In most cases, ovarian cancer symptoms typically do not present until the condition reaches an advanced stage. Even then, the signs are usually vague and can be easily mistaken for other conditions unrelated to cancer, like irritable bowel syndrome and constipation. Adding to the complexity is the fact that there is no reliable screening modality for ovarian cancer. All of these factors underscore the importance of a woman being aware of changes in her body and promptly seeing a physician when she notices anything different.
Common symptoms of ovarian cancer
Early-stage ovarian cancer may produce no symptoms at all, or only mild or nondescript symptoms. That’s mainly because the ovaries are very small and located deep within the abdominal cavity, and small cellular changes usually don’t have a noticeable effect on the surrounding tissues or structures. However, as ovarian cancer spreads and begins pressing on the pelvis and distant lymph nodes and organs, a variety of symptoms can emerge. These symptoms range in severity, although the symptoms can become more painful as the cancer progresses further.
The most common ovarian cancer symptoms include:
- Bloating or swelling
- Pelvic pain
- Back pain
- A quick feeling of fullness after eating
- Frequent urination
- Constipation or other changes in bowel habits
- Menstrual cycle changes
- Unexplained weight loss
What does ovarian cancer feel like?
Because every woman and every cancer is different, the symptoms of ovarian cancer can vary widely, and some symptoms are less common than others. Some women report feeling "off" for several months prior to receiving a diagnosis. In general, any sudden health change should raise a red flag, even if it would otherwise not cause concern. Since an early diagnosis is critical to achieving the best possible outcome, all women are urged to tell their physician about possible early signs of ovarian cancer that they are experiencing.
Bloating is one of the most common and noticeable signs of advanced ovarian cancer. Due to a buildup of fluid, a woman’s belly can become swollen and distended. The bloating may be painful or accompanied by an uncomfortable feeling of tightness around the abdomen, as well as indigestion and an increased need to pass gas. Additionally, this extra pressure on the stomach can cause a loss of appetite, while extra pressure on the lungs can cause shortness of breath.
What are the stages of ovarian cancer?
There are four main stages of ovarian cancer:
- Stage 1 – The cancer is confined to one or both ovaries.
- Stage 2 – The cancer has spread beyond the ovaries to other locations in the pelvis, such as the uterus or fallopian tubes.
- Stage 3 – The cancer has spread beyond the pelvis to the lining of the stomach or nearby lymph nodes.
- Stage 4 – The cancer has spread to distant lymph nodes and organs.
Does ovarian cancer always affect your menstrual cycle?

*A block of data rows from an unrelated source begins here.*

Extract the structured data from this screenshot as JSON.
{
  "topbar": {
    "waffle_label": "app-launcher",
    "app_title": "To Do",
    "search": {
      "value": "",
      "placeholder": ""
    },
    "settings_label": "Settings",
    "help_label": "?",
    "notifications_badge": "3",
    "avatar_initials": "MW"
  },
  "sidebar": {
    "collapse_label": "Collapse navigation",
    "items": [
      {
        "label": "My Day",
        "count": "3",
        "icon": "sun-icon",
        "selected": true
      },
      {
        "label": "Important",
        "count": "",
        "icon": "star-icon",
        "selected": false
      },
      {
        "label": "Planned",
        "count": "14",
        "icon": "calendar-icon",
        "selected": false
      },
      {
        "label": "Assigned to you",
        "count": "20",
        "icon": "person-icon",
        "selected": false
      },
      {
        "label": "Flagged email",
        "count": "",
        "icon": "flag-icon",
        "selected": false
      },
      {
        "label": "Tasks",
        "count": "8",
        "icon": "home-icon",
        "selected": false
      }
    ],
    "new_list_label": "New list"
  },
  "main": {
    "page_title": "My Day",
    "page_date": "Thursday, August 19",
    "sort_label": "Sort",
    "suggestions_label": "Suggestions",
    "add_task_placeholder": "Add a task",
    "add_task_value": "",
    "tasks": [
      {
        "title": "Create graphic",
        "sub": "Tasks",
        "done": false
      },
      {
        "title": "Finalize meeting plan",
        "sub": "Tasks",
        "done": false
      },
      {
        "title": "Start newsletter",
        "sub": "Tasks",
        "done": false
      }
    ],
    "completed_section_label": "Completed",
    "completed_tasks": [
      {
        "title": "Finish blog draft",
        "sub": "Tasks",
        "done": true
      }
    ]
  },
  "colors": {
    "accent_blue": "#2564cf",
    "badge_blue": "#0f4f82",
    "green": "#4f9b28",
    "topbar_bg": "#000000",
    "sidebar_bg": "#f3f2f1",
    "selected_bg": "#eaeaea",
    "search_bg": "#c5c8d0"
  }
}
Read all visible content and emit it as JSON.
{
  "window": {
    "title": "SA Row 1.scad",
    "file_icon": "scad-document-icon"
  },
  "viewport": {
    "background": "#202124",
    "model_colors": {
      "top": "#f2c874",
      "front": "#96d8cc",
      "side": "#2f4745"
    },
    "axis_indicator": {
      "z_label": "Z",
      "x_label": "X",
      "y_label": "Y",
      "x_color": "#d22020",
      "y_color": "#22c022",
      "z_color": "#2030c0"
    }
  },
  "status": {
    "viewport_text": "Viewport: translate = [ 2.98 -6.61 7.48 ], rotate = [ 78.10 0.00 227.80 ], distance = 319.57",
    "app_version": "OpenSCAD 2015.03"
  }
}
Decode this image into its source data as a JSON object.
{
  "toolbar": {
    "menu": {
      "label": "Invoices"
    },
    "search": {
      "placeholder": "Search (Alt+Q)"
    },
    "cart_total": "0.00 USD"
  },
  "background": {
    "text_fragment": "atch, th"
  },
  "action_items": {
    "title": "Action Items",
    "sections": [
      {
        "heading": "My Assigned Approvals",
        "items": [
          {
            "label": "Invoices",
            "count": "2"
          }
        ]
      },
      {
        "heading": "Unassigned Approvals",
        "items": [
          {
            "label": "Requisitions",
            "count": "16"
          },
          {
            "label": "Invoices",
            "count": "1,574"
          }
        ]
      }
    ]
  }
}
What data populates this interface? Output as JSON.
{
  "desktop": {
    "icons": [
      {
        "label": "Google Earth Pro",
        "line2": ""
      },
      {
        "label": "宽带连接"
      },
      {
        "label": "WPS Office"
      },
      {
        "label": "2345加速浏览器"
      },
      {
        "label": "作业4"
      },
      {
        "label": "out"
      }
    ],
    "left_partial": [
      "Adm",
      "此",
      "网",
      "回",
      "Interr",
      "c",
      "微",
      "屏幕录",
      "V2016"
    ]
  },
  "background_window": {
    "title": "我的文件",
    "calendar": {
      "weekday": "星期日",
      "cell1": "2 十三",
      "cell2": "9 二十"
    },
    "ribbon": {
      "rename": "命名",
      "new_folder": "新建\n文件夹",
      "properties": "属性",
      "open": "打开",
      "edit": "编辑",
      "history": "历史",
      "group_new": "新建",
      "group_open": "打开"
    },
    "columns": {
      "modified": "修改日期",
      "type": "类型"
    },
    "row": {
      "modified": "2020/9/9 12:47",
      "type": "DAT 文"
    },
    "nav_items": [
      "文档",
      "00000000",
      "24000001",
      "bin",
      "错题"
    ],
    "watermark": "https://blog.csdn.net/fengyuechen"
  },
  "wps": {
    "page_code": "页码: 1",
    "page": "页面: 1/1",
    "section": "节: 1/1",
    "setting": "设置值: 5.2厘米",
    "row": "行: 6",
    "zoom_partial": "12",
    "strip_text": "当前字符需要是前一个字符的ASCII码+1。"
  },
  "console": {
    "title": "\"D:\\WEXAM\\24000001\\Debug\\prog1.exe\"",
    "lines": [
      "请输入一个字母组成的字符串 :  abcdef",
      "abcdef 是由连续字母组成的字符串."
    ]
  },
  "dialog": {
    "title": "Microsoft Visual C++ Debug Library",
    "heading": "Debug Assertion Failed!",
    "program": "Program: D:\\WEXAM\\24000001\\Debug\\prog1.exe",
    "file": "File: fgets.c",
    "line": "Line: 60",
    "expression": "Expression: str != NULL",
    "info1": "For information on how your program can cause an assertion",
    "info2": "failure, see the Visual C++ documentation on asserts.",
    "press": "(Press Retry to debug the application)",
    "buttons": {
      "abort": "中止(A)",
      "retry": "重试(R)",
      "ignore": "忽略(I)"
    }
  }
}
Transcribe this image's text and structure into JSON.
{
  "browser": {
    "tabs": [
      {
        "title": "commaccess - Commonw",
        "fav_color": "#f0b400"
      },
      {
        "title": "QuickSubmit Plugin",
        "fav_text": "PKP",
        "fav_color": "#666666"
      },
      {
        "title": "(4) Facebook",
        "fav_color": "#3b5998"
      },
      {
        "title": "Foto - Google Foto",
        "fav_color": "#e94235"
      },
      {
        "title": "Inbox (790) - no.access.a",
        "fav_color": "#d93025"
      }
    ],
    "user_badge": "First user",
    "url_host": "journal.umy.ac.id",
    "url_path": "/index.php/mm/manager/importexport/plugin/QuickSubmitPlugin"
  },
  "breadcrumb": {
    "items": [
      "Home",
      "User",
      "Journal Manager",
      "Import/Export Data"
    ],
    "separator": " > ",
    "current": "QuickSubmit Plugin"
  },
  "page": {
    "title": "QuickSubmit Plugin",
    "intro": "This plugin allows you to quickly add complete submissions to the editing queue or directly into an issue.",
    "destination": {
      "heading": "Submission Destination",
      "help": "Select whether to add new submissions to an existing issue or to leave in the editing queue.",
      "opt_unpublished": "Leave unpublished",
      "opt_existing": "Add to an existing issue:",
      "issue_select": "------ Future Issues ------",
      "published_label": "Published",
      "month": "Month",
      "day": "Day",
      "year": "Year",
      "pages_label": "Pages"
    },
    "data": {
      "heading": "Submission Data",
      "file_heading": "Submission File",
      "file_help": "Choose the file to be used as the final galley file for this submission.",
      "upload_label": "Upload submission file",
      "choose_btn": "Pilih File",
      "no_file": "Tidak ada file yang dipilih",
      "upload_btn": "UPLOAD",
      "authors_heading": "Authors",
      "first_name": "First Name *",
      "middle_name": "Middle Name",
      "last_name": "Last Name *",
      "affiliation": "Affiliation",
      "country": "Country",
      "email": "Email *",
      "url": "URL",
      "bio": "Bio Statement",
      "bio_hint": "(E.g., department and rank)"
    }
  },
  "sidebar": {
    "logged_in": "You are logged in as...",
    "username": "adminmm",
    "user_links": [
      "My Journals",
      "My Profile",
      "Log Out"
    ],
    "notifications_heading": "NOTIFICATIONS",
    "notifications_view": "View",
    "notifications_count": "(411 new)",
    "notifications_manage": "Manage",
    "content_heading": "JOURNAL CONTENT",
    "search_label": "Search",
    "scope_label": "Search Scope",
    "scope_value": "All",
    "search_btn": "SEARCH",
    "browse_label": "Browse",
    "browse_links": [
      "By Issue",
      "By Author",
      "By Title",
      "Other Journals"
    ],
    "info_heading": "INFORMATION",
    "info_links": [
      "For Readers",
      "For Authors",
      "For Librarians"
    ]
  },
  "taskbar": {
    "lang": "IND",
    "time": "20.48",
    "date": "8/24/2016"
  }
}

Ovarian cancer will not necessarily affect your menstrual cycle, especially when the cancer is in its earliest stages. However, ovarian cancer symptoms are often vague and may be ignored because they mimic the effects of the cyclic hormonal changes that occur naturally within your body due to menstruation.
When to see a gynecologic oncologist
Although many of these ovarian cancer symptoms are commonly experienced by women during menstruation and other non-cancerous situations, it’s best to see an expert gynecologist oncologist if any symptoms begin suddenly, feel different than normal digestive or menstrual problems or persist for more than two weeks. In general, the presence of symptoms may not indicate cancer, but it is always advisable to seek help from your primary care physician or OB/GYN when concerned. The number of symptoms that occur and their frequency often play a key role in diagnosis.
How is ovarian cancer diagnosed?
Typically, a physician will begin the diagnostic process with a pelvic examination. Then, he or she may order an imaging test, such as a transvaginal ultrasound, which can show the size, shape and structure of the ovaries in detail. If a physician suspects cancer based on the results of preliminary testing, he or she may then order further imaging tests and also obtain a small sample of blood, tissue or stomach fluid for evaluation under a microscope. For instance, a physician may order a blood test that can detect the CA-125 protein, which occurs on the surfaces of ovarian cancer cells.
Moffitt Cancer Center’s approach to ovarian cancer
Our dual board-certified and experienced gynecologist oncologists at Moffitt Cancer Center are available to all women for consultation. Whether you are facing new symptoms, are looking for a second opinion or are in need of symptom relief in conjunction with your current treatment plan, our multispecialty ovarian cancer team is here to assist you. Virtual appointments are also available.
Medically reviewed by Mian Shahzad, MD, PhD, gynecologic oncologist